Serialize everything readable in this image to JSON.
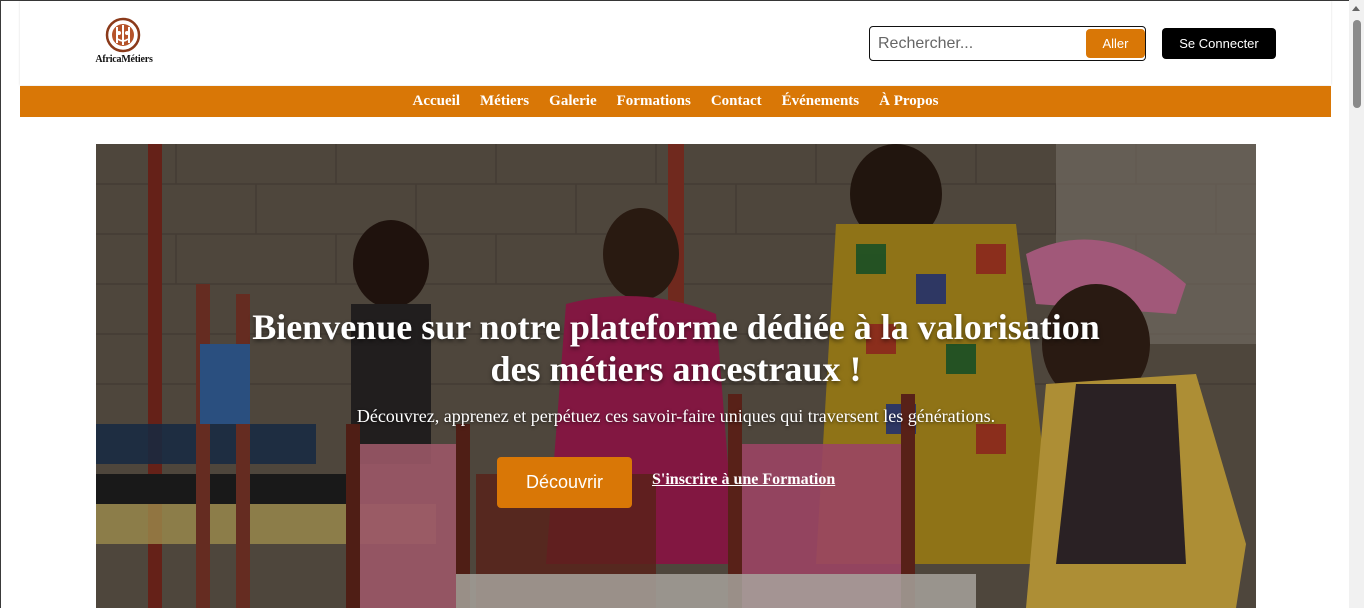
{
  "brand": {
    "name": "AfricaMétiers",
    "logo_icon": "tribal-mask-logo-icon"
  },
  "search": {
    "placeholder": "Rechercher...",
    "button_label": "Aller"
  },
  "auth": {
    "login_label": "Se Connecter"
  },
  "nav": {
    "items": [
      {
        "label": "Accueil"
      },
      {
        "label": "Métiers"
      },
      {
        "label": "Galerie"
      },
      {
        "label": "Formations"
      },
      {
        "label": "Contact"
      },
      {
        "label": "Événements"
      },
      {
        "label": "À Propos"
      }
    ]
  },
  "hero": {
    "title": "Bienvenue sur notre plateforme dédiée à la valorisation des métiers ancestraux !",
    "subtitle": "Découvrez, apprenez et perpétuez ces savoir-faire uniques qui traversent les générations.",
    "primary_cta": "Découvrir",
    "secondary_cta": "S'inscrire à une Formation"
  },
  "colors": {
    "accent": "#d97706",
    "dark": "#000000",
    "text_light": "#ffffff"
  }
}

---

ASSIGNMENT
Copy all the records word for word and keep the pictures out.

TASK SOLUTION
Serialize everything readable in this image to JSON.
{
  "brand": {
    "name": "AfricaMétiers",
    "logo_icon": "tribal-mask-logo-icon"
  },
  "search": {
    "placeholder": "Rechercher...",
    "button_label": "Aller"
  },
  "auth": {
    "login_label": "Se Connecter"
  },
  "nav": {
    "items": [
      {
        "label": "Accueil"
      },
      {
        "label": "Métiers"
      },
      {
        "label": "Galerie"
      },
      {
        "label": "Formations"
      },
      {
        "label": "Contact"
      },
      {
        "label": "Événements"
      },
      {
        "label": "À Propos"
      }
    ]
  },
  "hero": {
    "title": "Bienvenue sur notre plateforme dédiée à la valorisation des métiers ancestraux !",
    "subtitle": "Découvrez, apprenez et perpétuez ces savoir-faire uniques qui traversent les générations.",
    "primary_cta": "Découvrir",
    "secondary_cta": "S'inscrire à une Formation"
  },
  "colors": {
    "accent": "#d97706",
    "dark": "#000000",
    "text_light": "#ffffff"
  }
}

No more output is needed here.